The size of the faceplate also determines how close it can be to the block being turned. This is important because particular obparticularequire specific dimensions and placement to functional hinges). To function correctly, however, most faceplates can be positioned anywhere along the length of the material being worked on.
How Do I Get Rid of Chatter on Lathe?
If you’re looking to get rid of chatter on your lathe, you can do a few things sure ensure the tool is sharp and properly positioned. If everything looks good there, the next step is to increase the speed of your lathe.
This will help to minimize vibrations and reduce chatter. Finally, ensure the piece is securely mounted in the chuck or collet. A loose workpiece is more likely to cause conversation than a tight one.

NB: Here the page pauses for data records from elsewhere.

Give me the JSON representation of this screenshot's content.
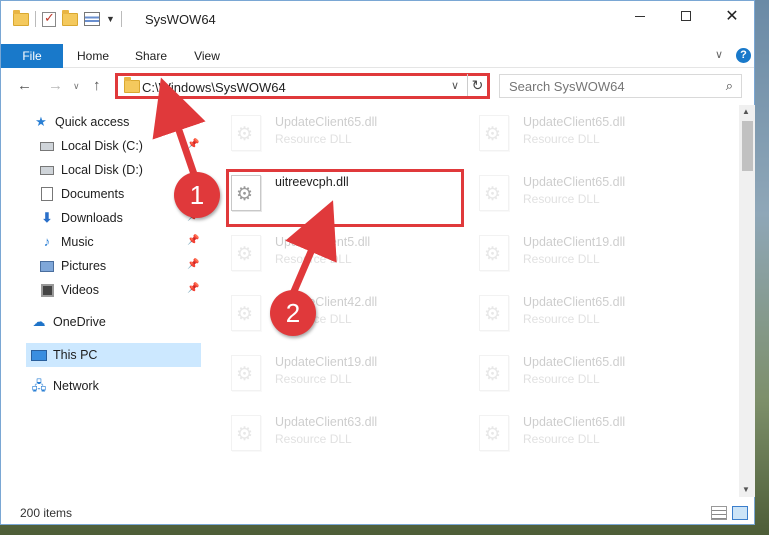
{
  "window": {
    "title": "SysWOW64"
  },
  "ribbon": {
    "tabs": [
      "File",
      "Home",
      "Share",
      "View"
    ],
    "help_label": "?"
  },
  "address": {
    "path": "C:\\Windows\\SysWOW64",
    "search_placeholder": "Search SysWOW64"
  },
  "navpane": {
    "items": [
      {
        "label": "Quick access",
        "icon": "star-icon",
        "pinned": false
      },
      {
        "label": "Local Disk (C:)",
        "icon": "disk-icon",
        "pinned": true
      },
      {
        "label": "Local Disk (D:)",
        "icon": "disk-icon",
        "pinned": false
      },
      {
        "label": "Documents",
        "icon": "documents-icon",
        "pinned": true
      },
      {
        "label": "Downloads",
        "icon": "download-icon",
        "pinned": true
      },
      {
        "label": "Music",
        "icon": "music-icon",
        "pinned": true
      },
      {
        "label": "Pictures",
        "icon": "pictures-icon",
        "pinned": true
      },
      {
        "label": "Videos",
        "icon": "videos-icon",
        "pinned": true
      },
      {
        "label": "OneDrive",
        "icon": "onedrive-icon",
        "pinned": false
      },
      {
        "label": "This PC",
        "icon": "pc-icon",
        "pinned": false,
        "selected": true
      },
      {
        "label": "Network",
        "icon": "network-icon",
        "pinned": false
      }
    ]
  },
  "files": {
    "left_column": [
      {
        "name": "UpdateClient65.dll",
        "type": "Resource DLL"
      },
      {
        "name": "uitreevcph.dll",
        "type": ""
      },
      {
        "name": "UpdateClient5.dll",
        "type": "Resource DLL"
      },
      {
        "name": "UpdateClient42.dll",
        "type": "Resource DLL"
      },
      {
        "name": "UpdateClient19.dll",
        "type": "Resource DLL"
      },
      {
        "name": "UpdateClient63.dll",
        "type": "Resource DLL"
      }
    ],
    "right_column": [
      {
        "name": "UpdateClient65.dll",
        "type": "Resource DLL"
      },
      {
        "name": "UpdateClient65.dll",
        "type": "Resource DLL"
      },
      {
        "name": "UpdateClient19.dll",
        "type": "Resource DLL"
      },
      {
        "name": "UpdateClient65.dll",
        "type": "Resource DLL"
      },
      {
        "name": "UpdateClient65.dll",
        "type": "Resource DLL"
      },
      {
        "name": "UpdateClient65.dll",
        "type": "Resource DLL"
      }
    ]
  },
  "status": {
    "item_count": "200 items"
  },
  "annotations": {
    "step1": "1",
    "step2": "2",
    "color": "#e0393b"
  }
}
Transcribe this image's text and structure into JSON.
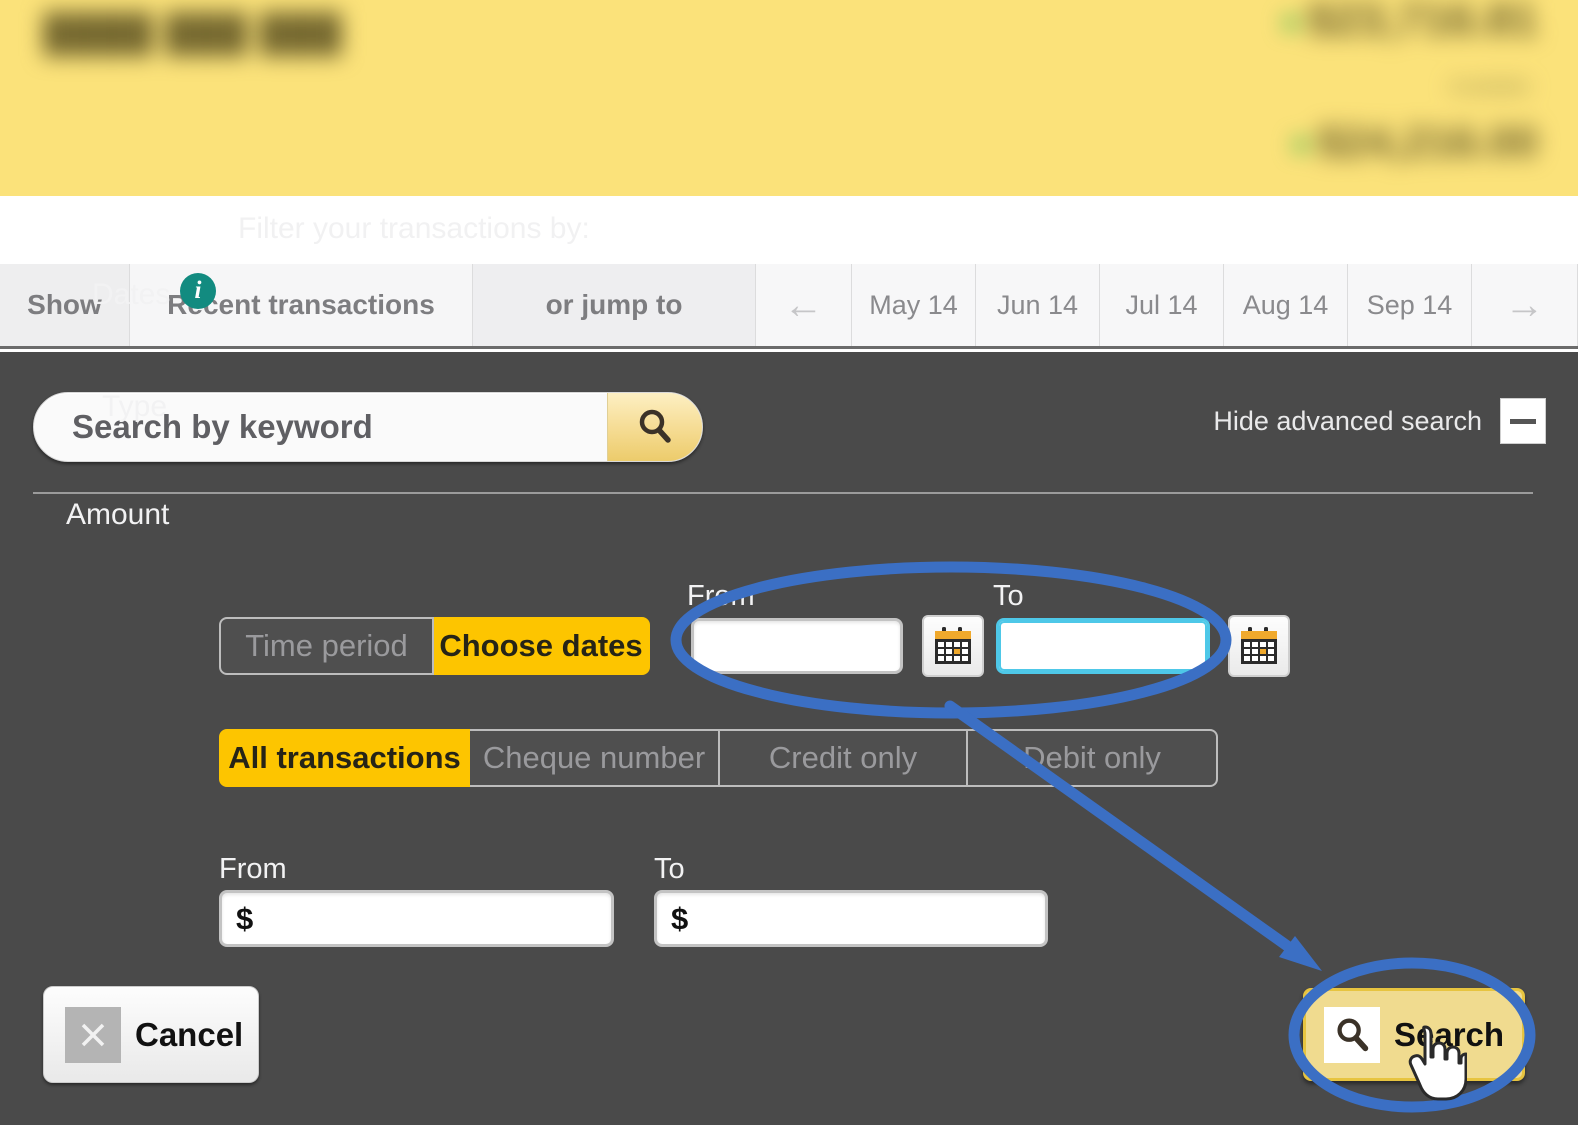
{
  "banner": {
    "account_masked": "████ ███ ███",
    "balance_masked": "$23,716.81",
    "available_label_masked": "Available",
    "available_masked": "$24,216.00"
  },
  "tabstrip": {
    "show_label": "Show",
    "recent_tab": "Recent transactions",
    "jump_to_label": "or jump to",
    "prev_arrow": "←",
    "next_arrow": "→",
    "months": [
      "May 14",
      "Jun 14",
      "Jul 14",
      "Aug 14",
      "Sep 14"
    ]
  },
  "search": {
    "keyword_value": "",
    "keyword_placeholder": "Search by keyword",
    "search_icon": "magnifier-icon",
    "hide_advanced_label": "Hide advanced search",
    "collapse_icon": "minus-icon"
  },
  "filters": {
    "title": "Filter your transactions by:",
    "dates": {
      "label": "Dates",
      "info_icon": "info-icon",
      "info_glyph": "i",
      "options": [
        "Time period",
        "Choose dates"
      ],
      "selected": "Choose dates",
      "from_label": "From",
      "to_label": "To",
      "from_value": "",
      "to_value": "",
      "from_calendar_icon": "calendar-icon",
      "to_calendar_icon": "calendar-icon",
      "focused_field": "To"
    },
    "type": {
      "label": "Type",
      "options": [
        "All transactions",
        "Cheque number",
        "Credit only",
        "Debit only"
      ],
      "selected": "All transactions"
    },
    "amount": {
      "label": "Amount",
      "from_label": "From",
      "to_label": "To",
      "currency_prefix": "$",
      "from_value": "",
      "to_value": ""
    }
  },
  "actions": {
    "cancel_label": "Cancel",
    "cancel_icon": "close-x-icon",
    "search_label": "Search",
    "search_icon": "magnifier-icon"
  },
  "annotations": {
    "highlight_color": "#3b6fc4",
    "ellipse_dates": "date-fields-highlight",
    "ellipse_search": "search-button-highlight",
    "arrow": "arrow-dates-to-search",
    "cursor": "hand-cursor"
  },
  "colors": {
    "panel_bg": "#4a4a4a",
    "accent_yellow": "#fdc500",
    "banner_yellow": "#fbe27a",
    "focus_cyan": "#4ec8e8",
    "info_teal": "#128b80",
    "annotation_blue": "#3b6fc4"
  }
}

By following these tips, you should be able to eliminate most, if not all,l of the ch, atter from your lathe.
What Causes Wood Lathe Chatter?
Wood lathe chatter has many potential causess most common cause is an imbalanced workpiece. When a workpiece is not balanced correctly, correctly cause the lathe vibrates and produces a chattering sound. Other possible causes of wood lathe chatter include:
-Dull cutting tools -Improperly adjusted tool rest -Incorrect speed settings
Assuming that the lathe and cutting tools are in good condition and adequately sharpened, the most likely cause of wood lathe chatter is an imbalanced workpiece. To avoid this issue, always ensure the piece is mounted securely and balanced correctlyarting the lathe. If you’re unsure how to do this, instructional videos and articles are available.
Once you’ve confirmed that your workpiece is balanced, take some time to experiment with different speed settings until you find a comfortable working range for both yourself and the material you’re working with.
What is Chatter in Woodworking?
Chatter is a common problem in woodworking, and several factors can cause it. A common cause of chatter is using techniques when cutting or sanding the wood. Chatter can dull the blade, and incorrect feed rate or pressure on the workpiece can cause chatter cutting or sanding wood; the proper technique is essential to avoid chatter. The cutter should be moved smoothly and evenly across the surface of the wood. The blade should be kept sharp and properly aligned with the workpiece.
The feed rate should be slow enough to allow the blade to cut without vibrating excessively. If chatter does occur, it can usually be eliminated by changing one or more of these variables. For example, if the conversation is occurrioccursting, try using a sharper blade or increasing the feed rate.
If chatter occurs while sanding, try using finer grit sandpaper or reducing the pressure on the workpiece.
What is the Use of a Steady in Long Spindle Turning?
The use of a steady in long spindle turning is to provide support for the workpiece during the machining process. This is especially important when machining very long or thin workpieces, as they can be susceptible to vibration and movement during the machining process. A steady also allows for more precise machining, as it minimizes the possibility of the workpiece moving during the operation.
It’s inevitable- your wood lathe will create chatter. Chatter is caused by the tool biting into the spinning workpiece and results in a defect known as a “lunge.” While there are ways to prevent it, the best way to fix it is to learn how to reduce chatter on a wood lathe.
There are three leading causes of chatter: incorrect speed, dull tools, and excessive vibration. To prevent or reduce chatter, you need to address each issue and ensure you’re using the correct rate for the material you’re working with and the tool you’re using.
The sweet spot is usually around 2,000 rpm, but it can vary depending on the situation. Second, keep your tools sharp! A dull tool is more likely to cause chatter because it can’t cut cleanly through the material.
Third, check for any sources of vibration that could be causing or exacerbating the problem. Once you’ve addressed all these potential causes, you should be able to reduce or eliminate chatter on your wood lathe altogether!